'''

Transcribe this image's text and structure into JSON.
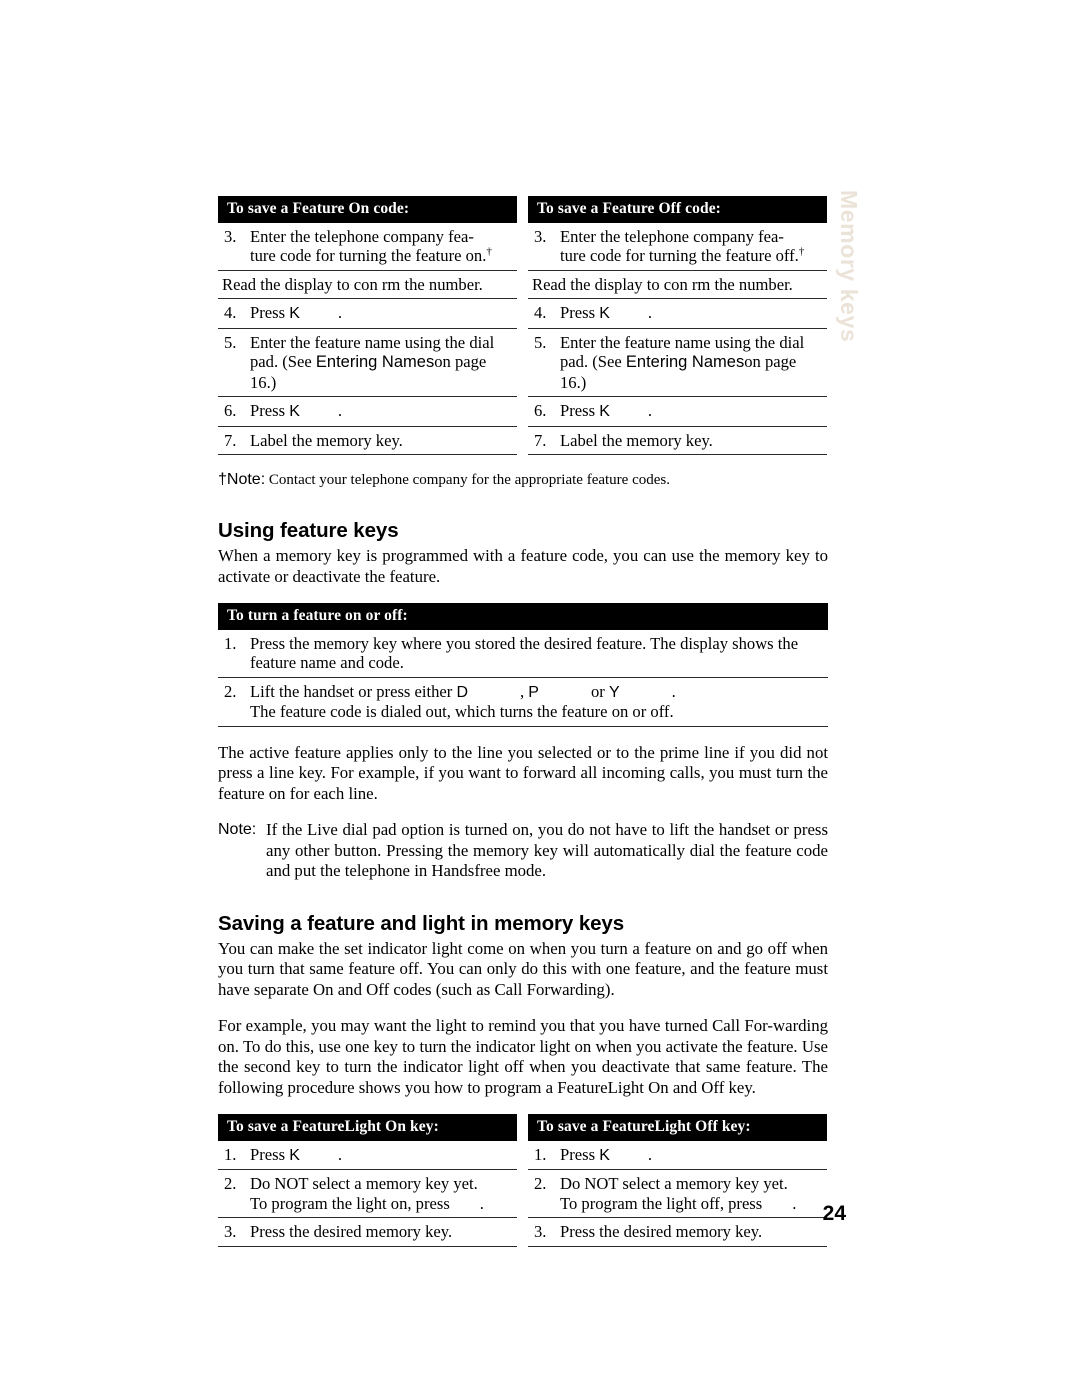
{
  "page": {
    "number": "24",
    "side_tab": "Memory keys"
  },
  "feature_code_tables": {
    "on": {
      "header": "To save a Feature On code:",
      "rows": [
        {
          "num": "3.",
          "text": "Enter the telephone company fea-ture code for turning the feature on.",
          "sup": "†"
        },
        {
          "num": "",
          "text": "Read the display to con  rm the number."
        },
        {
          "num": "4.",
          "text": "Press K",
          "trailing": "."
        },
        {
          "num": "5.",
          "text": "pad. (See ",
          "pre": "Enter the feature name using the dial ",
          "xref": "Entering Names",
          "post": "on page 16.)"
        },
        {
          "num": "6.",
          "text": "Press K",
          "trailing": "."
        },
        {
          "num": "7.",
          "text": "Label the memory key."
        }
      ]
    },
    "off": {
      "header": "To save a Feature Off code:",
      "rows": [
        {
          "num": "3.",
          "text": "Enter the telephone company fea-ture code for turning the feature off.",
          "sup": "†"
        },
        {
          "num": "",
          "text": "Read the display to con  rm the number."
        },
        {
          "num": "4.",
          "text": "Press K",
          "trailing": "."
        },
        {
          "num": "5.",
          "text": "pad. (See ",
          "pre": "Enter the feature name using the dial ",
          "xref": "Entering Names",
          "post": "on page 16.)"
        },
        {
          "num": "6.",
          "text": "Press K",
          "trailing": "."
        },
        {
          "num": "7.",
          "text": "Label the memory key."
        }
      ]
    },
    "footnote_label": "†Note:",
    "footnote_text": "Contact your telephone company for the appropriate feature codes."
  },
  "using_feature_keys": {
    "heading": "Using feature keys",
    "intro": "When a memory key is programmed with a feature code, you can use the memory key to activate or deactivate the feature.",
    "table": {
      "header": "To turn a feature on or off:",
      "rows": [
        {
          "num": "1.",
          "text": "Press the memory key where you stored the desired feature. The display shows the feature name and code."
        },
        {
          "num": "2.",
          "line1_a": "Lift the handset or press either ",
          "key1": "D",
          "sep1": ", ",
          "key2": "P",
          "sep2": "or ",
          "key3": "Y",
          "end": ".",
          "line2": "The feature code is dialed out, which turns the feature on or off."
        }
      ]
    },
    "para_after": "The active feature applies only to the line you selected or to the prime line if you did not press a line key. For example, if you want to forward all incoming calls, you must turn the feature on for each line.",
    "note_label": "Note:",
    "note_text": "If the Live dial pad option is turned on, you do not have to lift the handset or press any other button. Pressing the memory key will automatically dial the feature code and put the telephone in Handsfree mode."
  },
  "saving_feature_light": {
    "heading": "Saving a feature and light in memory keys",
    "para1": "You can make the set indicator light come on when you turn a feature on and go off when you turn that same feature off. You can only do this with one feature, and the feature must have separate On and Off codes (such as Call Forwarding).",
    "para2": "For example, you may want the light to remind you that you have turned Call For-warding on. To do this, use one key to turn the indicator light on when you activate the feature. Use the second key to turn the indicator light off when you deactivate that same feature. The following procedure shows you how to program a FeatureLight On and Off key.",
    "tables": {
      "on": {
        "header": "To save a FeatureLight On key:",
        "rows": [
          {
            "num": "1.",
            "text": "Press K",
            "trailing": "."
          },
          {
            "num": "2.",
            "line1": "Do NOT select a memory key yet.",
            "line2": "To program the light on, press",
            "trailing": "."
          },
          {
            "num": "3.",
            "text": "Press the desired memory key."
          }
        ]
      },
      "off": {
        "header": "To save a FeatureLight Off key:",
        "rows": [
          {
            "num": "1.",
            "text": "Press K",
            "trailing": "."
          },
          {
            "num": "2.",
            "line1": "Do NOT select a memory key yet.",
            "line2": "To program the light off, press",
            "trailing": "."
          },
          {
            "num": "3.",
            "text": "Press the desired memory key."
          }
        ]
      }
    }
  }
}
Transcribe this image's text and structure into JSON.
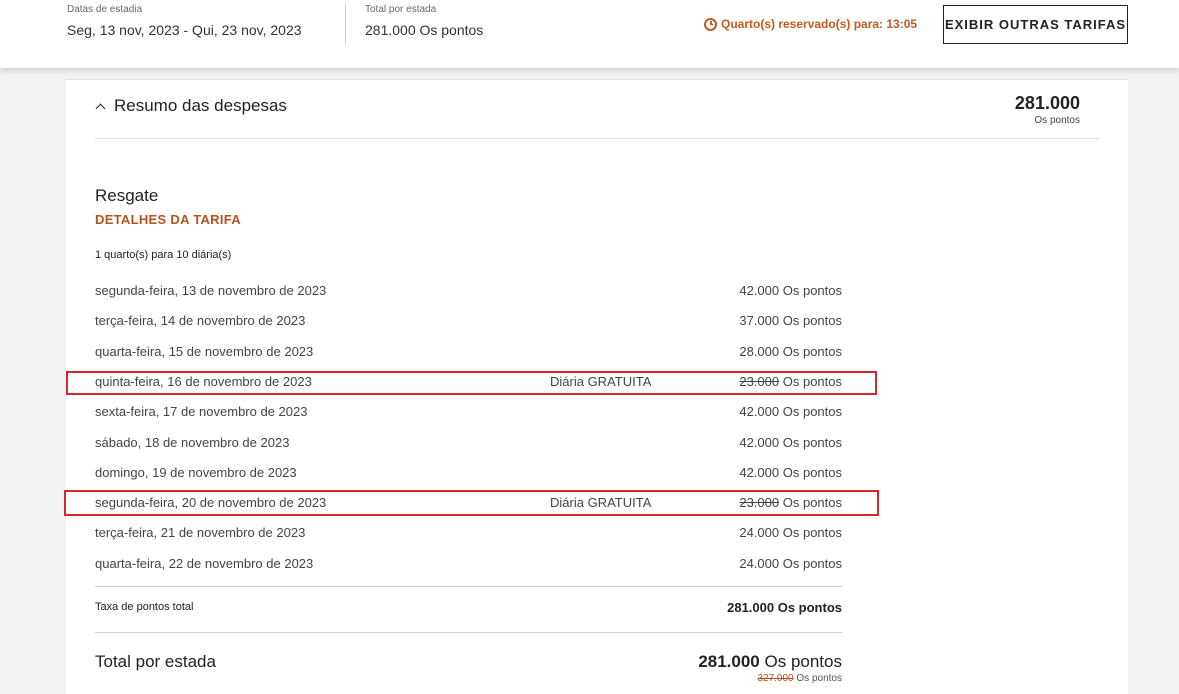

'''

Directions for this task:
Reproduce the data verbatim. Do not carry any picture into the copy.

Task response:
Transcribe this image's text and structure into JSON.
{
  "page": {
    "number": "24",
    "side_tab": "Memory keys"
  },
  "feature_code_tables": {
    "on": {
      "header": "To save a Feature On code:",
      "rows": [
        {
          "num": "3.",
          "text": "Enter the telephone company fea-ture code for turning the feature on.",
          "sup": "†"
        },
        {
          "num": "",
          "text": "Read the display to con  rm the number."
        },
        {
          "num": "4.",
          "text": "Press K",
          "trailing": "."
        },
        {
          "num": "5.",
          "text": "pad. (See ",
          "pre": "Enter the feature name using the dial ",
          "xref": "Entering Names",
          "post": "on page 16.)"
        },
        {
          "num": "6.",
          "text": "Press K",
          "trailing": "."
        },
        {
          "num": "7.",
          "text": "Label the memory key."
        }
      ]
    },
    "off": {
      "header": "To save a Feature Off code:",
      "rows": [
        {
          "num": "3.",
          "text": "Enter the telephone company fea-ture code for turning the feature off.",
          "sup": "†"
        },
        {
          "num": "",
          "text": "Read the display to con  rm the number."
        },
        {
          "num": "4.",
          "text": "Press K",
          "trailing": "."
        },
        {
          "num": "5.",
          "text": "pad. (See ",
          "pre": "Enter the feature name using the dial ",
          "xref": "Entering Names",
          "post": "on page 16.)"
        },
        {
          "num": "6.",
          "text": "Press K",
          "trailing": "."
        },
        {
          "num": "7.",
          "text": "Label the memory key."
        }
      ]
    },
    "footnote_label": "†Note:",
    "footnote_text": "Contact your telephone company for the appropriate feature codes."
  },
  "using_feature_keys": {
    "heading": "Using feature keys",
    "intro": "When a memory key is programmed with a feature code, you can use the memory key to activate or deactivate the feature.",
    "table": {
      "header": "To turn a feature on or off:",
      "rows": [
        {
          "num": "1.",
          "text": "Press the memory key where you stored the desired feature. The display shows the feature name and code."
        },
        {
          "num": "2.",
          "line1_a": "Lift the handset or press either ",
          "key1": "D",
          "sep1": ", ",
          "key2": "P",
          "sep2": "or ",
          "key3": "Y",
          "end": ".",
          "line2": "The feature code is dialed out, which turns the feature on or off."
        }
      ]
    },
    "para_after": "The active feature applies only to the line you selected or to the prime line if you did not press a line key. For example, if you want to forward all incoming calls, you must turn the feature on for each line.",
    "note_label": "Note:",
    "note_text": "If the Live dial pad option is turned on, you do not have to lift the handset or press any other button. Pressing the memory key will automatically dial the feature code and put the telephone in Handsfree mode."
  },
  "saving_feature_light": {
    "heading": "Saving a feature and light in memory keys",
    "para1": "You can make the set indicator light come on when you turn a feature on and go off when you turn that same feature off. You can only do this with one feature, and the feature must have separate On and Off codes (such as Call Forwarding).",
    "para2": "For example, you may want the light to remind you that you have turned Call For-warding on. To do this, use one key to turn the indicator light on when you activate the feature. Use the second key to turn the indicator light off when you deactivate that same feature. The following procedure shows you how to program a FeatureLight On and Off key.",
    "tables": {
      "on": {
        "header": "To save a FeatureLight On key:",
        "rows": [
          {
            "num": "1.",
            "text": "Press K",
            "trailing": "."
          },
          {
            "num": "2.",
            "line1": "Do NOT select a memory key yet.",
            "line2": "To program the light on, press",
            "trailing": "."
          },
          {
            "num": "3.",
            "text": "Press the desired memory key."
          }
        ]
      },
      "off": {
        "header": "To save a FeatureLight Off key:",
        "rows": [
          {
            "num": "1.",
            "text": "Press K",
            "trailing": "."
          },
          {
            "num": "2.",
            "line1": "Do NOT select a memory key yet.",
            "line2": "To program the light off, press",
            "trailing": "."
          },
          {
            "num": "3.",
            "text": "Press the desired memory key."
          }
        ]
      }
    }
  }
}
Transcribe this image's text and structure into JSON.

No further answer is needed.